I just need to check if my understanding of the transfer of gravitational potential energy to kinetic energy is correct. Is anything wrong below?

Say if a body were suspended at a height h above the surface. It has potential energy $E_P=mgh$. When the body is released from this height, the potential energy is transferred into kinetic energy $E_K=\frac12 mv^2$.

$$mgh = \frac12mv^2$$ $$gh = \frac12v^2$$ $$2gh = v^2$$ $$v = \sqrt{2gh}$$

Is this saying for any object (ignoring the effects of drag) its velocity is the same?

Factoring in drag, we know that drag $\propto$ velocity$^2$. So if the object (falling from the same height) has a greater surface area/size, its drag will be greater and velocity will be less.

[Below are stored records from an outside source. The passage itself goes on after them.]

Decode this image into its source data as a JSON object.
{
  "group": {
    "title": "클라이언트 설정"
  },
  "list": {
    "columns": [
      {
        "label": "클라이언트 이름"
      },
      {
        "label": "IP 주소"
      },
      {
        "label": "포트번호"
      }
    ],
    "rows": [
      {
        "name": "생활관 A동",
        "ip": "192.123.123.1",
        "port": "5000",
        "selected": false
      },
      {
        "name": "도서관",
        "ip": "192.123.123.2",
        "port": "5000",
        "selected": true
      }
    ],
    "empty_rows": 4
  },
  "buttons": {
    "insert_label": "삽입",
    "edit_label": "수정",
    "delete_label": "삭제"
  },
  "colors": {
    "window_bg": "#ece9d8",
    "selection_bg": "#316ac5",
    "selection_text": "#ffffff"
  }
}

Yes. Gravity is not a force in the Newtonian sense. The potential energy of the body isn't stored in the gravitational field or the Earth, it's in the body itself, in its mass-energy. When you drop the body the potential energy gets converted into kinetic energy, and the mass reduces. When you radiate the kinetic energy away, you're left with a mass deficit, see Wikipedia. So $E_P=mgh$ and $E_K=\frac12 mv^2$ are a little misleading.